“You know usually their shoes and socks are soaked and we also have blankets that we hand out to them and give them a pair of flip flops,” said crewmember John Koch.

Once all the migrants are safely on board, it is Dolan’s turn to decide how to handle the yola, whether to tow it back to Puerto Rico or destroy it out in the ocean.

“A lot of times these homemade yolas are just not that seaworthy and rather than just leave them derelict we’ll destroy them,” said Dolan. They destroy yolas by either setting them on fire or machine-gunning holes in the wooden vessels so they will sink.

The Coast Guard believes the Biometrics-At-Sea has helped significantly to reduce the number of migrants who successfully make the perilous journey.

Before the Biometrics-At-Sea program was implemented in 2006, the Chincoteague’s protocol would have been to just take all eighteen migrants back to the Dominican Republic. Now, however, with the use of biometrics, they are building, and utilizing, a database that contains information such as whether or not this is a person’s first voyage. Typically, those who have tried to come into Puerto Rico illegally will be kept in Puerto Rico for possible prosecution.

This is also how the U.S. Coast Guard and other agencies, such as U.S. Customs and Border Protection, are trying to prosecute ringleaders and smugglers. They have identified smugglers in the past.

This is not a unique situation for the crew of the Chincoteague. The U.S. Coast Guard claims that by 2007, illegal immigration dropped by 40percent. By 2008, immigration attempts had dropped by 75 percent overall.

But some U.S. officials concede that the downturn in the U.S. economy, including in the commonwealth of Puerto Rico, has likely done as much as enforcement and interdiction to curb illegal immigration. Economic records also indicate that the recession hit Puerto Rico even harder than any other U.S. state or territory. In January of 2008, Puerto Rico’s unemployment rate had risen to 10.7 percent. Just three years later, it had reached 15.2 percent.

According to the U.S. Bureau of Labor Statistics, Puerto Rico’s unemployment rate leveled at 14 percent for both February and March in 2012. And almost predictably, the U.S. Coast Guard has measured an uptick in the immigration trend from the Dominican Republic compared to last year.

The Coast Guard estimates that through August 1,058 undocumented immigrants have attempted to reach Puerto Rico by boat compared with 932 in the 2011 fiscal year.

“We used to apprehend 1,600 [immigrants] a year and it went down to 398 which has been our lowest level to date,” said Edgardo Milan, supervisory border patrol agent for the U.S. Border Patrol.

And if the economy continues to improve in Puerto Rico, the illegal immigration trend might rise even more.

“It’s just so wide.

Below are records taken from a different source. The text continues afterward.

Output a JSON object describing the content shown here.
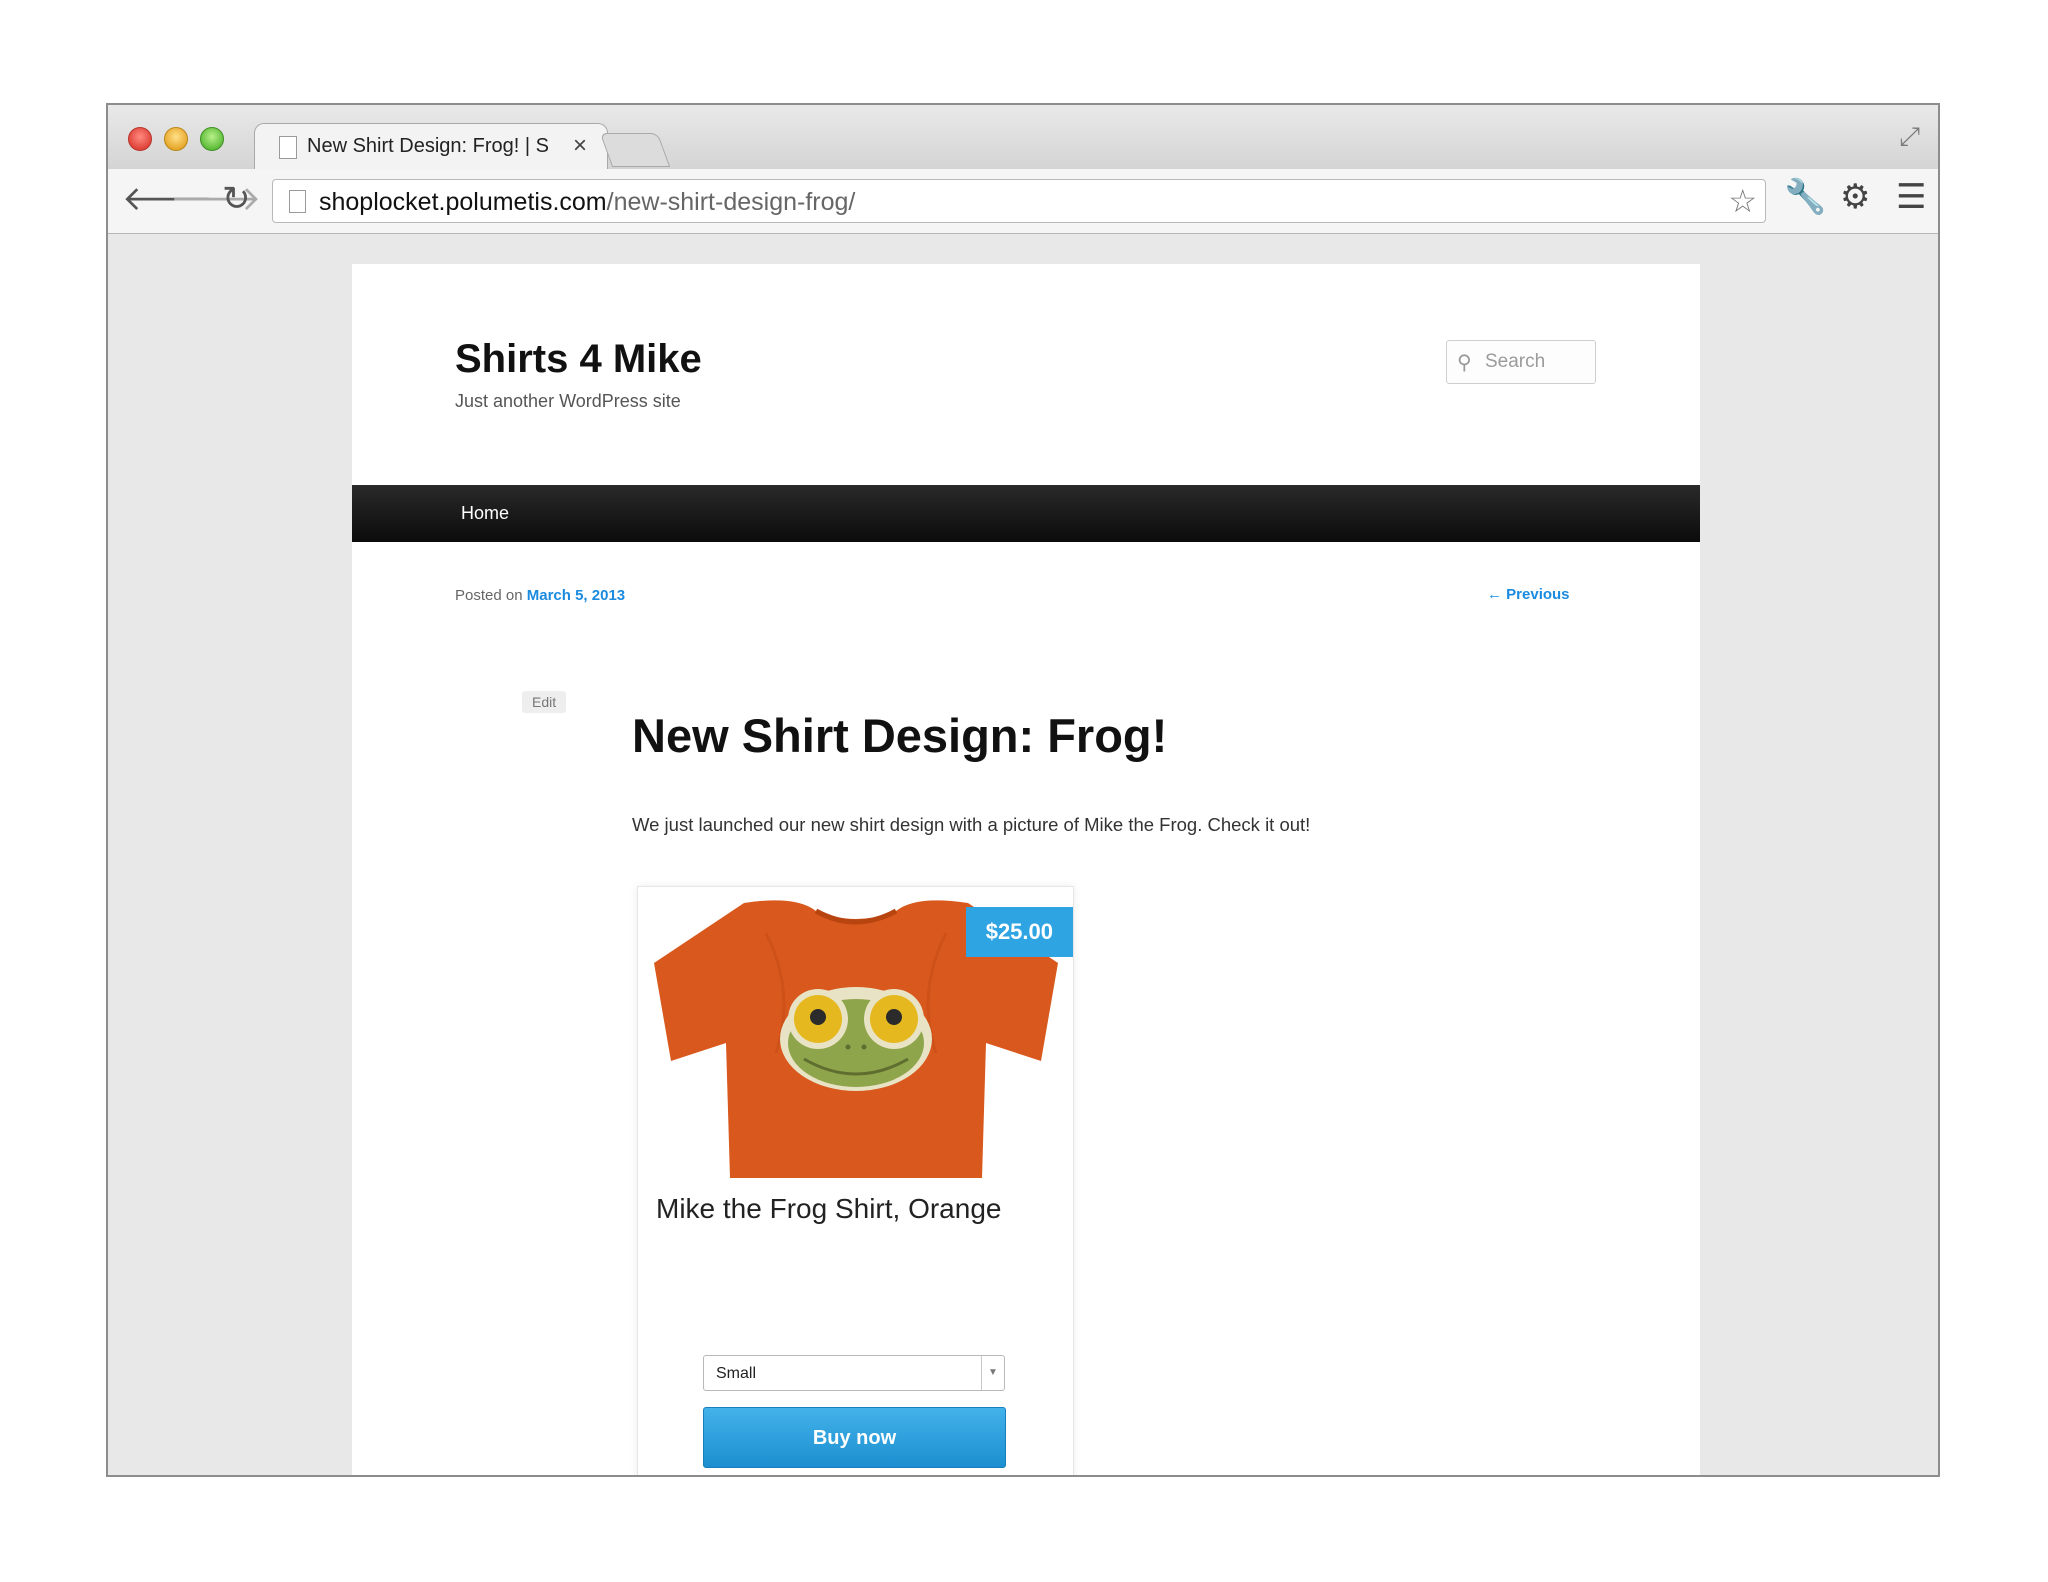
{
  "browser": {
    "tab_title": "New Shirt Design: Frog! | S",
    "tab_close": "×",
    "url_host": "shoplocket.polumetis.com",
    "url_path": "/new-shirt-design-frog/"
  },
  "site": {
    "title": "Shirts 4 Mike",
    "tagline": "Just another WordPress site",
    "search_placeholder": "Search"
  },
  "nav": {
    "home": "Home"
  },
  "post": {
    "posted_prefix": "Posted on",
    "date": "March 5, 2013",
    "previous": "← Previous",
    "edit": "Edit",
    "title": "New Shirt Design: Frog!",
    "body": "We just launched our new shirt design with a picture of Mike the Frog. Check it out!"
  },
  "product": {
    "price": "$25.00",
    "name": "Mike the Frog Shirt, Orange",
    "size_selected": "Small",
    "buy_label": "Buy now"
  },
  "colors": {
    "link": "#1b8be0",
    "price_badge": "#2fa4e2",
    "shirt": "#d9581d",
    "menubar": "#111111"
  }
}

You can claim the economics too, we had high unemployment, the Dominican Republic has gotten better…there’s so many factors you can’t say one thing,” said Milan.